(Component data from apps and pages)
== Segment start ==

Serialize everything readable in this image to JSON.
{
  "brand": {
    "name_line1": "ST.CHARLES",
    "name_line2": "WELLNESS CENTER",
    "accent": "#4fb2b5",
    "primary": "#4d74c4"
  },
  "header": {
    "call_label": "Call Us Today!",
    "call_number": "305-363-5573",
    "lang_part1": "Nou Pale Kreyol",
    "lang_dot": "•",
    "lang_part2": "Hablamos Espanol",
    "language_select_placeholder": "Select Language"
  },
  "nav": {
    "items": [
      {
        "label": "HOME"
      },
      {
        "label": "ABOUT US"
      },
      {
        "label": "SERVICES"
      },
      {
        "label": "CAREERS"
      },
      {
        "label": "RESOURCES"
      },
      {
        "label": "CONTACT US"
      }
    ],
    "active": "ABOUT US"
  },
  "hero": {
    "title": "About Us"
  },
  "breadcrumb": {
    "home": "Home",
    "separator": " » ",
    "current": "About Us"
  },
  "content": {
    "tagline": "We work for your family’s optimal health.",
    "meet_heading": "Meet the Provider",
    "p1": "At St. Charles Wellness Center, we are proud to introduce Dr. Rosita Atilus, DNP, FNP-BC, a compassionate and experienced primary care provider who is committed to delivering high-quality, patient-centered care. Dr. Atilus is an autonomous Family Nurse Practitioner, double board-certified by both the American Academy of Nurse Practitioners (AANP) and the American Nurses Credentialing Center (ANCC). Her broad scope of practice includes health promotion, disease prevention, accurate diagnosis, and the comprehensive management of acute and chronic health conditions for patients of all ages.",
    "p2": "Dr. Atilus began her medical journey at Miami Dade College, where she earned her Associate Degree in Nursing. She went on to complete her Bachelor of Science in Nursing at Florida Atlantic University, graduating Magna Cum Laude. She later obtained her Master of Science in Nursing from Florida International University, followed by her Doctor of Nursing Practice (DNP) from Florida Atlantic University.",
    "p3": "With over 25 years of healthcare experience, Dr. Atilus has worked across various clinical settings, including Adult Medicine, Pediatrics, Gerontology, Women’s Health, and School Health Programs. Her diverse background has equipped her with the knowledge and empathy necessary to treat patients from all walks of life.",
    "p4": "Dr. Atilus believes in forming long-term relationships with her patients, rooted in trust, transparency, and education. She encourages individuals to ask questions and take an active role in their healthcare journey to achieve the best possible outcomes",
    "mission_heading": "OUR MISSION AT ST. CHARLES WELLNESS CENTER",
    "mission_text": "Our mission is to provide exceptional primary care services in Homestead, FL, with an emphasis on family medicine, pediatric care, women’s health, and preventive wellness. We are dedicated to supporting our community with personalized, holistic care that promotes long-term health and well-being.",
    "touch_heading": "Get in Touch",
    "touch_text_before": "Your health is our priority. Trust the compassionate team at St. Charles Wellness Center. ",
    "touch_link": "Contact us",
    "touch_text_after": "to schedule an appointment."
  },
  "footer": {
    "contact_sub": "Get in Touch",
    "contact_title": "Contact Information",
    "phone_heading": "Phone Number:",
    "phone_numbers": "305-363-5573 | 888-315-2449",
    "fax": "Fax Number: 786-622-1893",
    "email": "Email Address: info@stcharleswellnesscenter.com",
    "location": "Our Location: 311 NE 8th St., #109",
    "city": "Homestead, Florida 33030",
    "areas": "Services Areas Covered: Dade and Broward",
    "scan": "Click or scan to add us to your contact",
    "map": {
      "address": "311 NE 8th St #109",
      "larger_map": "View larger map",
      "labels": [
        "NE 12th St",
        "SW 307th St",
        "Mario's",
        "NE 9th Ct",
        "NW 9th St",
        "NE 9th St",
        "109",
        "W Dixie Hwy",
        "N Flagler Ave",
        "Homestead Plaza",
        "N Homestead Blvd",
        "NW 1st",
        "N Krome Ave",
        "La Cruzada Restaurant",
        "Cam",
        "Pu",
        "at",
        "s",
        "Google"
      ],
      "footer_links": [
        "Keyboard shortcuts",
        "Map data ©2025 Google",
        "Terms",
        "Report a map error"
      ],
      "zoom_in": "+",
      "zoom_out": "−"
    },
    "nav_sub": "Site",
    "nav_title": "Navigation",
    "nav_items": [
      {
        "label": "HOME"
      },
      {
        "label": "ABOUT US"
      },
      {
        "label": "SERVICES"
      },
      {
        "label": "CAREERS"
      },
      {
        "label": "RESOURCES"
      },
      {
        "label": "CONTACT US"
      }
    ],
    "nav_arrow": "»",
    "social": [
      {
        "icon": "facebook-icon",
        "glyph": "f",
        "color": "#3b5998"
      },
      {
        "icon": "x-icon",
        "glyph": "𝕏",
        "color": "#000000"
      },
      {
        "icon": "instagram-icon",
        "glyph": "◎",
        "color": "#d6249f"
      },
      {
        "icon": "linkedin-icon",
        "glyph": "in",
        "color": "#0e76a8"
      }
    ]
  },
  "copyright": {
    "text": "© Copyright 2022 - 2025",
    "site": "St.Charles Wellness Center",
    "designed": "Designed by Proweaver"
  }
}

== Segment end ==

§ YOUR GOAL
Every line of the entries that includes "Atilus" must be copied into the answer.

§ SOLUTION FOR THIS EXERCISE
    "p1": "At St. Charles Wellness Center, we are proud to introduce Dr. Rosita Atilus, DNP, FNP-BC, a compassionate and experienced primary care provider who is committed to delivering high-quality, patient-centered care. Dr. Atilus is an autonomous Family Nurse Practitioner, double board-certified by both the American Academy of Nurse Practitioners (AANP) and the American Nurses Credentialing Center (ANCC). Her broad scope of practice includes health promotion, disease prevention, accurate diagnosis, and the comprehensive management of acute and chronic health conditions for patients of all ages.",
    "p2": "Dr. Atilus began her medical journey at Miami Dade College, where she earned her Associate Degree in Nursing. She went on to complete her Bachelor of Science in Nursing at Florida Atlantic University, graduating Magna Cum Laude. She later obtained her Master of Science in Nursing from Florida International University, followed by her Doctor of Nursing Practice (DNP) from Florida Atlantic University.",
    "p3": "With over 25 years of healthcare experience, Dr. Atilus has worked across various clinical settings, including Adult Medicine, Pediatrics, Gerontology, Women’s Health, and School Health Programs. Her diverse background has equipped her with the knowledge and empathy necessary to treat patients from all walks of life.",
    "p4": "Dr. Atilus believes in forming long-term relationships with her patients, rooted in trust, transparency, and education. She encourages individuals to ask questions and take an active role in their healthcare journey to achieve the best possible outcomes",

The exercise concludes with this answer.